Dr. Gilner earned a B.A. in Religion and an M.A. in Old Testament from Emory University; an M.S. in Library and Information Science from the University of Illinois; and an M.Phil. in Hebrew and Cognate Studies and a Ph.D. in Biblical and Ancient Near Eastern Studies from HUC-JIR. His dissertation explores the status and role of women in Biblical Israel. Dr. Gilner has taught biblical and Judaic studies at Wilmington College, the University of Cincinnati, and HUC-JIR. He has preached, lectured, conducted services, and led Bible study groups at numerous synagogues, churches and private homes in the Cincinnati area, and was awarded the Donald P. Black prize by Hebrew Union College for enhancing interfaith dialogue and understanding in the community. Dr. Gilner chaired the editorial boards of the journal Studies in Bibliography and Booklore and the monographic series Bibliographica Judaica and serves on the HUC-JIR Publications Committee.
Regarding support of AJL, aside from his personal service for many years, Dr. Gilner has allowed numerous HUC-JIR librarians to spend many hours on Association business, serving as officers (current count is a total of six presidents from HUC-JIR), committee chairpersons and members, and several times as convention chairpersons. He has been a mentor throughout the process, fully recognizing the importance of training new leaders for the profession. He has always been supportive of the staff members of the Klau Library, encouraging them to expand from their comfort zone and take advantage of learning opportunities. Some of these opportunities have been through AJL, some through other professional organizations, and some have been specialized seminars or workshops available locally and in other locations. All training was recognized as valuable even if not directly related to one’s current position. Dr. Gilner is graciously willing to share his knowledge and expertise. In my case, from learning how to read a catalog card (my first learning session with David) to navigating the political challenges of an academic institution and the Library’s role in relation to the institution’s mission/goals, all of the other departments and personalities, and everything in between. Following in Herbert Zafren’s footsteps, he has encouraged numerous staff members to attain a graduate level degree in Library Science, followed by an offer of employment at one of the four campus libraries.
We believe that it is especially appropriate for Dr. David J. Gilner to receive this honor from AJL, recognizing over forty-five years of service to the profession of Judaica librarianship, as he will be retiring on June 30, 2017 from his full-time positions as Director of Libraries and Librarian of the Klau Library, Cincinnati, Hebrew Union College-Jewish Institute of Religion.
Nomination Statement submitted by Laurel S. Wolfson, Administrative Librarian, Klau Library, Hebrew Union College-Jewish Institute of Religion, Cincinnati, Ohio, to the members of the Fanny Goldstein Merit Award Committee (Etta Gold, Heidi Lerner, Joyce Levine, and Aaron Taub, Chairperson) and approved by the Committee.

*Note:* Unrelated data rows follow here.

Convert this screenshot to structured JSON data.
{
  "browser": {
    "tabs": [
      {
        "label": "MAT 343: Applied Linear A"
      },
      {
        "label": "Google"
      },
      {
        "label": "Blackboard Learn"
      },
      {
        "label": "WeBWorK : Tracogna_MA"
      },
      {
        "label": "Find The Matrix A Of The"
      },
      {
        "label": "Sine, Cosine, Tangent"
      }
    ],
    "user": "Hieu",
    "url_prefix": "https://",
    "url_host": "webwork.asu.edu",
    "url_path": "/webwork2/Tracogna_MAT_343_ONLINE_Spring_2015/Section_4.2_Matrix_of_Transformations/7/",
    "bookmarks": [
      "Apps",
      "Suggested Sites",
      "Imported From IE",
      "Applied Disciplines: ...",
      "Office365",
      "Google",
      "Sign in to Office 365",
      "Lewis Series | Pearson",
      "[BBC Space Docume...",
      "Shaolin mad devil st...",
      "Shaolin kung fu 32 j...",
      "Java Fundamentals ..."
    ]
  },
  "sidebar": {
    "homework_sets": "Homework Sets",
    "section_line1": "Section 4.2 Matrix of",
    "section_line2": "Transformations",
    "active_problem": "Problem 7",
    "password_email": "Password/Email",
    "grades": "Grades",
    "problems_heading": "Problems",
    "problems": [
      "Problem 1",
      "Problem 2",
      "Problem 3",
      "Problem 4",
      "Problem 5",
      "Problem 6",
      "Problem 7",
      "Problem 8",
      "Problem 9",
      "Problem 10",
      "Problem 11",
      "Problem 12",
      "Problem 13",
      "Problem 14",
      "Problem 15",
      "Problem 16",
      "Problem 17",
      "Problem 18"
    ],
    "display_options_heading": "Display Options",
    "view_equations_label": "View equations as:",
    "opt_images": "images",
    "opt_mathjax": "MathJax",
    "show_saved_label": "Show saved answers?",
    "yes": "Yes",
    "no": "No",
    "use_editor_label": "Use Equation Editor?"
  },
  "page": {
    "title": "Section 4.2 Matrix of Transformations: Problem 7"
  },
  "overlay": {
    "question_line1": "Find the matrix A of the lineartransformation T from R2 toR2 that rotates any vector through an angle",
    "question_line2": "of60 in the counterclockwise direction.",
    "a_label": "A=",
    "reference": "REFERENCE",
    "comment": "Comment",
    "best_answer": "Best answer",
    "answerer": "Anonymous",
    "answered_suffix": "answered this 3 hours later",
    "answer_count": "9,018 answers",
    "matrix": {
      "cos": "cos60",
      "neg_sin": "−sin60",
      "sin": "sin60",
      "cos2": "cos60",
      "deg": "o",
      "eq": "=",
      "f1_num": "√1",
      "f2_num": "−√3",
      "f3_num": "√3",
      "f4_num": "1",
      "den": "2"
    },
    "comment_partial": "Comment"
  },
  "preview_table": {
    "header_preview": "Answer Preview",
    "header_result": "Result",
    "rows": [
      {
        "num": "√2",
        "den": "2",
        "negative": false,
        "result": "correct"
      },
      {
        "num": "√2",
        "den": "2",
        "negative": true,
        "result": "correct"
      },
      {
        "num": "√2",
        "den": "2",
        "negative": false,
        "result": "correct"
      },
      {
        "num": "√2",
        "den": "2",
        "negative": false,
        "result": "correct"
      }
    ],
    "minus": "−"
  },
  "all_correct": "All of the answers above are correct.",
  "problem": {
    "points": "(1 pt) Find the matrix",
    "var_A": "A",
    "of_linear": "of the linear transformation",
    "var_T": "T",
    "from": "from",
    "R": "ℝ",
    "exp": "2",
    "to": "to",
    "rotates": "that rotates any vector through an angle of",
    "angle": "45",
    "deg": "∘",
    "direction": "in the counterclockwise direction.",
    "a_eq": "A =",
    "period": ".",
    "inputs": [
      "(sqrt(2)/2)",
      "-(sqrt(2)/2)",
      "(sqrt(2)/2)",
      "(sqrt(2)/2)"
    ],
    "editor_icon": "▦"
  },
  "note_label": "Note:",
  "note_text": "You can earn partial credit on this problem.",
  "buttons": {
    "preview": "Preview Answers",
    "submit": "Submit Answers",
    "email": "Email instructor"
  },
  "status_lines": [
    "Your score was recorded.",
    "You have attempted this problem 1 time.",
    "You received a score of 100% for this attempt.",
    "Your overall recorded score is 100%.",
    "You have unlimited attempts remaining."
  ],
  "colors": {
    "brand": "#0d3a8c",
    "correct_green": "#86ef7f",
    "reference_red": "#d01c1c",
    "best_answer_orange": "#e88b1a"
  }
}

The Association of Jewish Libraries promotes Jewish literacy through enhancement of libraries and library resources and through leadership for the profession and practitioners of Judaica librarianship. The Association fosters access to information, learning, teaching and research relating to Jews, Judaism, the Jewish experience and Israel. For more information, please visit www.jewishlibraries.org.